ALICE logo

The ALICE Experiment

Staff: Lee Barnby, David Evans, Peter Jones, Anton Jusko, Marian Krivda, Roman Lietava, Orlando Villalobos-Baillie.
Students: Arvinder Palaha, Plamen Petrov, Patrick Scott, Luke Hanratty, Graham Lee.

The ALICE experiment is studying relativistic heavy ion interactions at CERN in Geneva. We are the only UK group working in this exciting, and relatively new, area of particle physics although there are over two thousand physicists world-wide involved in it.

ALICE detector

The ALICE detector

The ALICE collaboration has built a dedicated heavy-ion detector to exploit the unique physics potential of nucleus-nucleus interactions at LHC energies. Our aim is to study the physics of strongly interacting matter at extreme densities where the formation of a new phase of matter, the quark-gluon plasma, is expected. The existence of such a phase of matter and the study of its properties are crucial for understanding QCD and in particular chiral symmetry restoration. For this we propose to perform a comprehensive study of hadrons, electrons, muons and photons in the collisions of heavy ion nuclei.

The main challenge of heavy-ion experiments is recording the enormous number of particles which emerge from the collisions. At the LHC, a staggering 50,000 particles may be produced in a single heavy ion collision. A large fraction of these must be tracked and identified. Only then can a clear picture emerge and key signals be found pointing to different stages in the evolution from ordinary matter to a Quark-Gluon Plasma and back again.

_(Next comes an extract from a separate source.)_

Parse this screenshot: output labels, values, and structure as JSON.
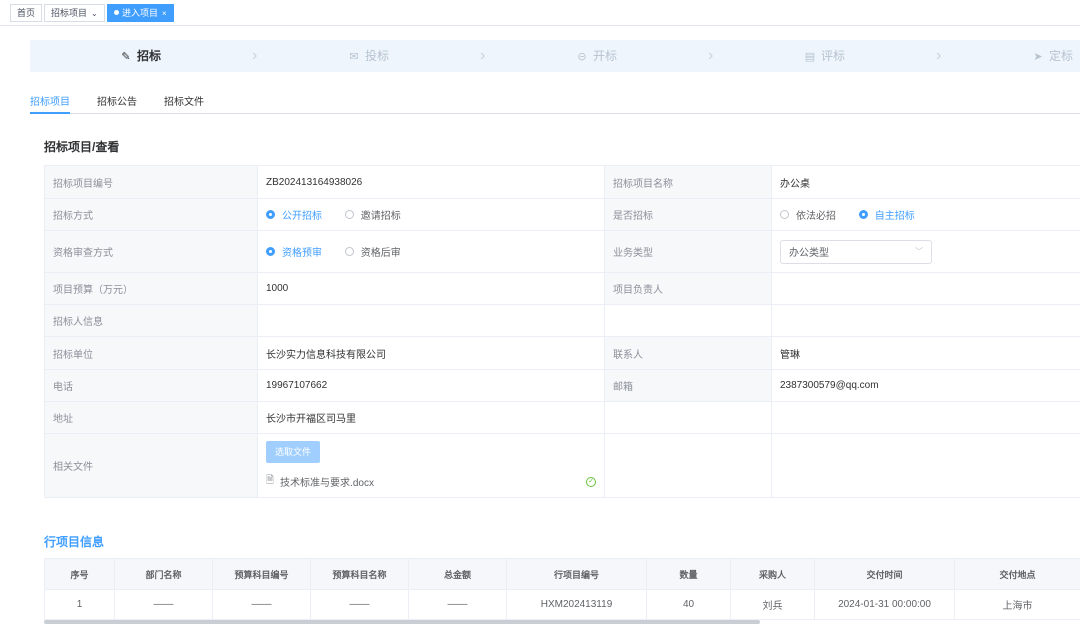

Of course, in order to record these events one crucial element is the trigger electronics which allows the selection of about 100 of the most interesting central events from the 10,000 interactions per second. The Birmingham group designed, built and commissioned the entire trigger system for the ALICE detector and is responsible for its maintenance and running. The Birmingham group are also heavily involved in Monte Carlo physics simulations for ALICE and are playing a leading role in preparations for the first physics results from the LHC in December 2009 and early 2010.

Further information about ALICE